----- Record set

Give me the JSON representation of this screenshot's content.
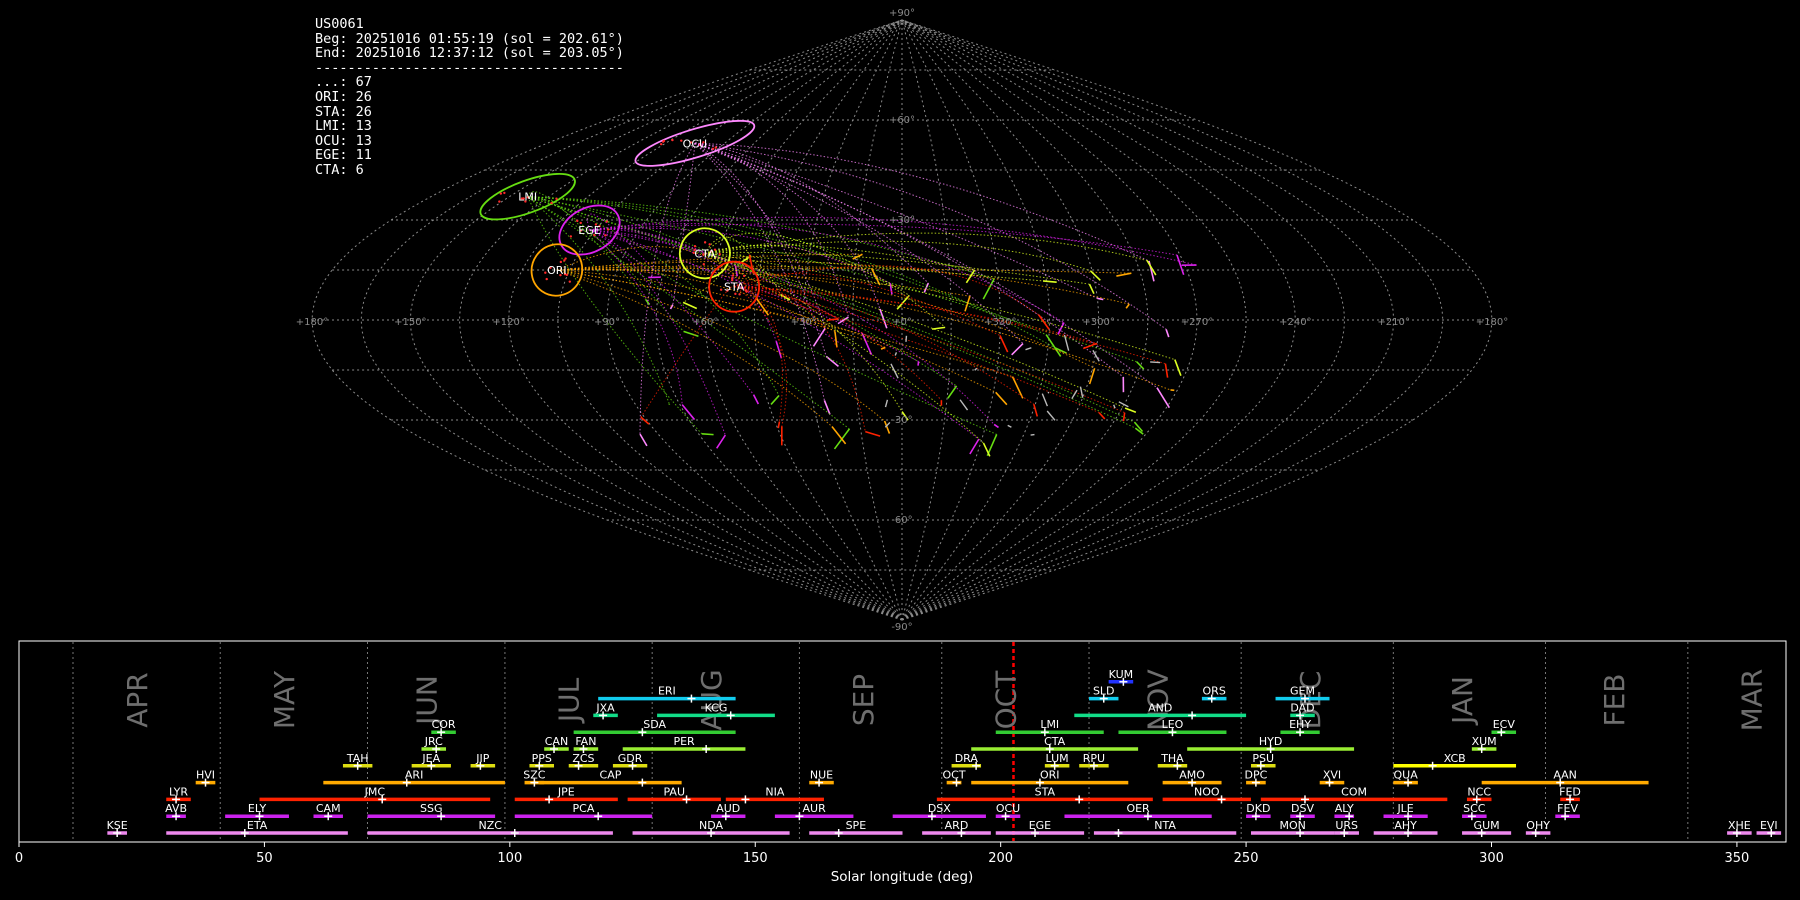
{
  "info": {
    "camera": "US0061",
    "beg": "Beg: 20251016 01:55:19 (sol = 202.61°)",
    "end": "End: 20251016 12:37:12 (sol = 203.05°)",
    "rule": "--------------------------------------",
    "counts": [
      "...: 67",
      "ORI: 26",
      "STA: 26",
      "LMI: 13",
      "OCU: 13",
      "EGE: 11",
      "CTA: 6"
    ]
  },
  "colors": {
    "ORI": "#ffa500",
    "STA": "#ff2200",
    "LMI": "#66dd11",
    "OCU": "#ff88ff",
    "EGE": "#dd22ee",
    "CTA": "#ddff22",
    "sporadic": "#bbbbbb"
  },
  "chart_data": [
    {
      "type": "scatter",
      "projection": "sinusoidal",
      "x_ticks": [
        "+180°",
        "+150°",
        "+120°",
        "+90°",
        "+60°",
        "+30°",
        "+0°",
        "+330°",
        "+300°",
        "+270°",
        "+240°",
        "+210°",
        "+180°"
      ],
      "y_ticks": [
        "+90°",
        "+60°",
        "+30°",
        "+0°",
        "-30°",
        "-60°",
        "-90°"
      ],
      "radiants": [
        {
          "name": "OCU",
          "lon": 105,
          "lat": 53,
          "color": "#ff88ff"
        },
        {
          "name": "LMI",
          "lon": 143,
          "lat": 37,
          "color": "#66dd11"
        },
        {
          "name": "EGE",
          "lon": 107,
          "lat": 27,
          "color": "#dd22ee"
        },
        {
          "name": "ORI",
          "lon": 109,
          "lat": 15,
          "color": "#ffa500"
        },
        {
          "name": "CTA",
          "lon": 64,
          "lat": 20,
          "color": "#ddff22"
        },
        {
          "name": "STA",
          "lon": 52,
          "lat": 10,
          "color": "#ff2200"
        }
      ]
    },
    {
      "type": "bar",
      "orientation": "horizontal",
      "xlabel": "Solar longitude (deg)",
      "xlim": [
        0,
        360
      ],
      "x_ticks": [
        0,
        50,
        100,
        150,
        200,
        250,
        300,
        350
      ],
      "months": [
        {
          "label": "APR",
          "sol": 24
        },
        {
          "label": "MAY",
          "sol": 54
        },
        {
          "label": "JUN",
          "sol": 83
        },
        {
          "label": "JUL",
          "sol": 112
        },
        {
          "label": "AUG",
          "sol": 141
        },
        {
          "label": "SEP",
          "sol": 172
        },
        {
          "label": "OCT",
          "sol": 201
        },
        {
          "label": "NOV",
          "sol": 232
        },
        {
          "label": "DEC",
          "sol": 263
        },
        {
          "label": "JAN",
          "sol": 294
        },
        {
          "label": "FEB",
          "sol": 325
        },
        {
          "label": "MAR",
          "sol": 353
        }
      ],
      "month_boundaries": [
        11,
        41,
        71,
        99,
        129,
        159,
        188,
        218,
        249,
        280,
        311,
        340
      ],
      "current_sol": 202.61,
      "showers": [
        {
          "code": "KUM",
          "start": 222,
          "end": 227,
          "peak": 225,
          "row": 11,
          "color": "#2233ff"
        },
        {
          "code": "ERI",
          "start": 118,
          "end": 146,
          "peak": 137,
          "row": 10,
          "color": "#11ccee"
        },
        {
          "code": "SLD",
          "start": 218,
          "end": 224,
          "peak": 221,
          "row": 10,
          "color": "#11ccee"
        },
        {
          "code": "ORS",
          "start": 241,
          "end": 246,
          "peak": 243,
          "row": 10,
          "color": "#11ccee"
        },
        {
          "code": "GEM",
          "start": 256,
          "end": 267,
          "peak": 262,
          "row": 10,
          "color": "#11ccee"
        },
        {
          "code": "JXA",
          "start": 117,
          "end": 122,
          "peak": 119,
          "row": 9,
          "color": "#11dd88"
        },
        {
          "code": "KCG",
          "start": 130,
          "end": 154,
          "peak": 145,
          "row": 9,
          "color": "#11dd88"
        },
        {
          "code": "AND",
          "start": 215,
          "end": 250,
          "peak": 239,
          "row": 9,
          "color": "#11dd88"
        },
        {
          "code": "DAD",
          "start": 259,
          "end": 264,
          "peak": 261,
          "row": 9,
          "color": "#11dd88"
        },
        {
          "code": "COR",
          "start": 84,
          "end": 89,
          "peak": 86,
          "row": 8,
          "color": "#33cc33"
        },
        {
          "code": "SDA",
          "start": 113,
          "end": 146,
          "peak": 127,
          "row": 8,
          "color": "#33cc33"
        },
        {
          "code": "LMI",
          "start": 199,
          "end": 221,
          "peak": 209,
          "row": 8,
          "color": "#33cc33"
        },
        {
          "code": "LEO",
          "start": 224,
          "end": 246,
          "peak": 235,
          "row": 8,
          "color": "#33cc33"
        },
        {
          "code": "EHY",
          "start": 257,
          "end": 265,
          "peak": 261,
          "row": 8,
          "color": "#33cc33"
        },
        {
          "code": "ECV",
          "start": 300,
          "end": 305,
          "peak": 302,
          "row": 8,
          "color": "#33cc33"
        },
        {
          "code": "JRC",
          "start": 82,
          "end": 87,
          "peak": 85,
          "row": 7,
          "color": "#99ee33"
        },
        {
          "code": "CAN",
          "start": 107,
          "end": 112,
          "peak": 109,
          "row": 7,
          "color": "#99ee33"
        },
        {
          "code": "FAN",
          "start": 113,
          "end": 118,
          "peak": 115,
          "row": 7,
          "color": "#99ee33"
        },
        {
          "code": "PER",
          "start": 123,
          "end": 148,
          "peak": 140,
          "row": 7,
          "color": "#99ee33"
        },
        {
          "code": "CTA",
          "start": 194,
          "end": 228,
          "peak": 210,
          "row": 7,
          "color": "#99ee33"
        },
        {
          "code": "HYD",
          "start": 238,
          "end": 272,
          "peak": 255,
          "row": 7,
          "color": "#99ee33"
        },
        {
          "code": "XUM",
          "start": 296,
          "end": 301,
          "peak": 298,
          "row": 7,
          "color": "#99ee33"
        },
        {
          "code": "TAH",
          "start": 66,
          "end": 72,
          "peak": 69,
          "row": 6,
          "color": "#dddd11"
        },
        {
          "code": "JEA",
          "start": 80,
          "end": 88,
          "peak": 84,
          "row": 6,
          "color": "#dddd11"
        },
        {
          "code": "JIP",
          "start": 92,
          "end": 97,
          "peak": 94,
          "row": 6,
          "color": "#dddd11"
        },
        {
          "code": "PPS",
          "start": 104,
          "end": 109,
          "peak": 106,
          "row": 6,
          "color": "#dddd11"
        },
        {
          "code": "ZCS",
          "start": 112,
          "end": 118,
          "peak": 114,
          "row": 6,
          "color": "#dddd11"
        },
        {
          "code": "GDR",
          "start": 121,
          "end": 128,
          "peak": 125,
          "row": 6,
          "color": "#dddd11"
        },
        {
          "code": "DRA",
          "start": 190,
          "end": 196,
          "peak": 195,
          "row": 6,
          "color": "#dddd11"
        },
        {
          "code": "LUM",
          "start": 209,
          "end": 214,
          "peak": 211,
          "row": 6,
          "color": "#dddd11"
        },
        {
          "code": "RPU",
          "start": 216,
          "end": 222,
          "peak": 219,
          "row": 6,
          "color": "#dddd11"
        },
        {
          "code": "THA",
          "start": 232,
          "end": 238,
          "peak": 236,
          "row": 6,
          "color": "#dddd11"
        },
        {
          "code": "PSU",
          "start": 251,
          "end": 256,
          "peak": 253,
          "row": 6,
          "color": "#dddd11"
        },
        {
          "code": "XCB",
          "start": 280,
          "end": 305,
          "peak": 288,
          "row": 6,
          "color": "#ffff00"
        },
        {
          "code": "HVI",
          "start": 36,
          "end": 40,
          "peak": 38,
          "row": 5,
          "color": "#ffaa00"
        },
        {
          "code": "ARI",
          "start": 62,
          "end": 99,
          "peak": 79,
          "row": 5,
          "color": "#ffaa00"
        },
        {
          "code": "SZC",
          "start": 103,
          "end": 107,
          "peak": 105,
          "row": 5,
          "color": "#ffaa00"
        },
        {
          "code": "CAP",
          "start": 106,
          "end": 135,
          "peak": 127,
          "row": 5,
          "color": "#ffaa00"
        },
        {
          "code": "NUE",
          "start": 161,
          "end": 166,
          "peak": 163,
          "row": 5,
          "color": "#ffaa00"
        },
        {
          "code": "OCT",
          "start": 189,
          "end": 192,
          "peak": 191,
          "row": 5,
          "color": "#ffaa00"
        },
        {
          "code": "ORI",
          "start": 194,
          "end": 226,
          "peak": 208,
          "row": 5,
          "color": "#ffaa00"
        },
        {
          "code": "AMO",
          "start": 233,
          "end": 245,
          "peak": 239,
          "row": 5,
          "color": "#ffaa00"
        },
        {
          "code": "DPC",
          "start": 250,
          "end": 254,
          "peak": 252,
          "row": 5,
          "color": "#ffaa00"
        },
        {
          "code": "XVI",
          "start": 265,
          "end": 270,
          "peak": 267,
          "row": 5,
          "color": "#ffaa00"
        },
        {
          "code": "QUA",
          "start": 280,
          "end": 285,
          "peak": 283,
          "row": 5,
          "color": "#ffaa00"
        },
        {
          "code": "AAN",
          "start": 298,
          "end": 332,
          "peak": 314,
          "row": 5,
          "color": "#ffaa00"
        },
        {
          "code": "LYR",
          "start": 30,
          "end": 35,
          "peak": 32,
          "row": 4,
          "color": "#ff2200"
        },
        {
          "code": "JMC",
          "start": 49,
          "end": 96,
          "peak": 74,
          "row": 4,
          "color": "#ff2200"
        },
        {
          "code": "JPE",
          "start": 101,
          "end": 122,
          "peak": 108,
          "row": 4,
          "color": "#ff2200"
        },
        {
          "code": "PAU",
          "start": 124,
          "end": 143,
          "peak": 136,
          "row": 4,
          "color": "#ff2200"
        },
        {
          "code": "NIA",
          "start": 144,
          "end": 164,
          "peak": 148,
          "row": 4,
          "color": "#ff2200"
        },
        {
          "code": "STA",
          "start": 187,
          "end": 231,
          "peak": 216,
          "row": 4,
          "color": "#ff2200"
        },
        {
          "code": "NOO",
          "start": 233,
          "end": 251,
          "peak": 245,
          "row": 4,
          "color": "#ff2200"
        },
        {
          "code": "COM",
          "start": 253,
          "end": 291,
          "peak": 262,
          "row": 4,
          "color": "#ff2200"
        },
        {
          "code": "NCC",
          "start": 295,
          "end": 300,
          "peak": 297,
          "row": 4,
          "color": "#ff2200"
        },
        {
          "code": "FED",
          "start": 314,
          "end": 318,
          "peak": 316,
          "row": 4,
          "color": "#ff2200"
        },
        {
          "code": "AVB",
          "start": 30,
          "end": 34,
          "peak": 32,
          "row": 3,
          "color": "#cc22ee"
        },
        {
          "code": "ELY",
          "start": 42,
          "end": 55,
          "peak": 49,
          "row": 3,
          "color": "#cc22ee"
        },
        {
          "code": "CAM",
          "start": 60,
          "end": 66,
          "peak": 63,
          "row": 3,
          "color": "#cc22ee"
        },
        {
          "code": "SSG",
          "start": 71,
          "end": 97,
          "peak": 86,
          "row": 3,
          "color": "#cc22ee"
        },
        {
          "code": "PCA",
          "start": 101,
          "end": 129,
          "peak": 118,
          "row": 3,
          "color": "#cc22ee"
        },
        {
          "code": "AUD",
          "start": 141,
          "end": 148,
          "peak": 144,
          "row": 3,
          "color": "#cc22ee"
        },
        {
          "code": "AUR",
          "start": 154,
          "end": 170,
          "peak": 159,
          "row": 3,
          "color": "#cc22ee"
        },
        {
          "code": "DSX",
          "start": 178,
          "end": 197,
          "peak": 186,
          "row": 3,
          "color": "#cc22ee"
        },
        {
          "code": "OCU",
          "start": 199,
          "end": 204,
          "peak": 201,
          "row": 3,
          "color": "#cc22ee"
        },
        {
          "code": "OER",
          "start": 213,
          "end": 243,
          "peak": 230,
          "row": 3,
          "color": "#cc22ee"
        },
        {
          "code": "DKD",
          "start": 250,
          "end": 255,
          "peak": 252,
          "row": 3,
          "color": "#cc22ee"
        },
        {
          "code": "DSV",
          "start": 259,
          "end": 264,
          "peak": 261,
          "row": 3,
          "color": "#cc22ee"
        },
        {
          "code": "ALY",
          "start": 268,
          "end": 272,
          "peak": 271,
          "row": 3,
          "color": "#cc22ee"
        },
        {
          "code": "JLE",
          "start": 278,
          "end": 287,
          "peak": 283,
          "row": 3,
          "color": "#cc22ee"
        },
        {
          "code": "SCC",
          "start": 294,
          "end": 299,
          "peak": 296,
          "row": 3,
          "color": "#cc22ee"
        },
        {
          "code": "FEV",
          "start": 313,
          "end": 318,
          "peak": 315,
          "row": 3,
          "color": "#cc22ee"
        },
        {
          "code": "KSE",
          "start": 18,
          "end": 22,
          "peak": 20,
          "row": 2,
          "color": "#ee88ee"
        },
        {
          "code": "ETA",
          "start": 30,
          "end": 67,
          "peak": 46,
          "row": 2,
          "color": "#ee88ee"
        },
        {
          "code": "NZC",
          "start": 71,
          "end": 121,
          "peak": 101,
          "row": 2,
          "color": "#ee88ee"
        },
        {
          "code": "NDA",
          "start": 125,
          "end": 157,
          "peak": 141,
          "row": 2,
          "color": "#ee88ee"
        },
        {
          "code": "SPE",
          "start": 161,
          "end": 180,
          "peak": 167,
          "row": 2,
          "color": "#ee88ee"
        },
        {
          "code": "ARD",
          "start": 184,
          "end": 198,
          "peak": 192,
          "row": 2,
          "color": "#ee88ee"
        },
        {
          "code": "EGE",
          "start": 199,
          "end": 217,
          "peak": 207,
          "row": 2,
          "color": "#ee88ee"
        },
        {
          "code": "NTA",
          "start": 219,
          "end": 248,
          "peak": 224,
          "row": 2,
          "color": "#ee88ee"
        },
        {
          "code": "MON",
          "start": 251,
          "end": 268,
          "peak": 261,
          "row": 2,
          "color": "#ee88ee"
        },
        {
          "code": "URS",
          "start": 268,
          "end": 273,
          "peak": 270,
          "row": 2,
          "color": "#ee88ee"
        },
        {
          "code": "AHY",
          "start": 276,
          "end": 289,
          "peak": 283,
          "row": 2,
          "color": "#ee88ee"
        },
        {
          "code": "GUM",
          "start": 294,
          "end": 304,
          "peak": 298,
          "row": 2,
          "color": "#ee88ee"
        },
        {
          "code": "OHY",
          "start": 307,
          "end": 312,
          "peak": 309,
          "row": 2,
          "color": "#ee88ee"
        },
        {
          "code": "XHE",
          "start": 348,
          "end": 353,
          "peak": 350,
          "row": 2,
          "color": "#ee88ee"
        },
        {
          "code": "EVI",
          "start": 354,
          "end": 359,
          "peak": 357,
          "row": 2,
          "color": "#ee88ee"
        }
      ]
    }
  ]
}
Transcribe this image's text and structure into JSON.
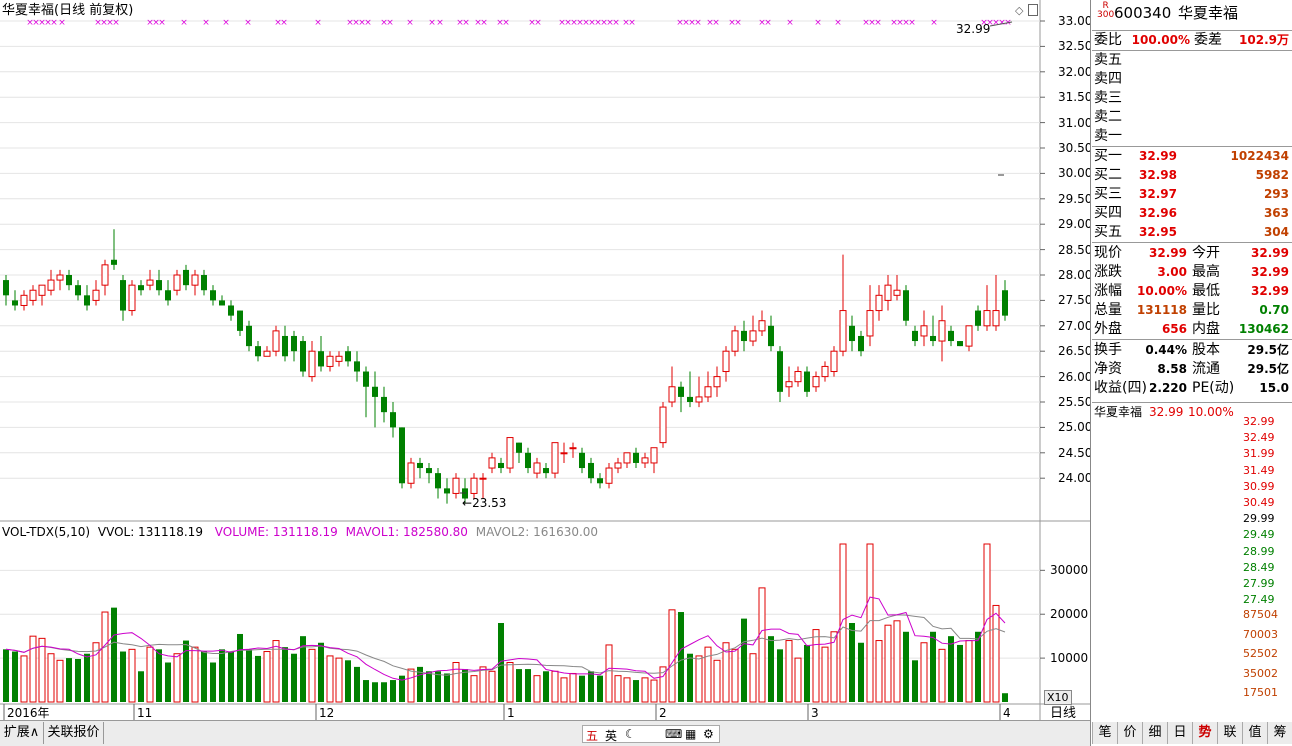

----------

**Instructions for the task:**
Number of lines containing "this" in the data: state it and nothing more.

**Answer section:**
2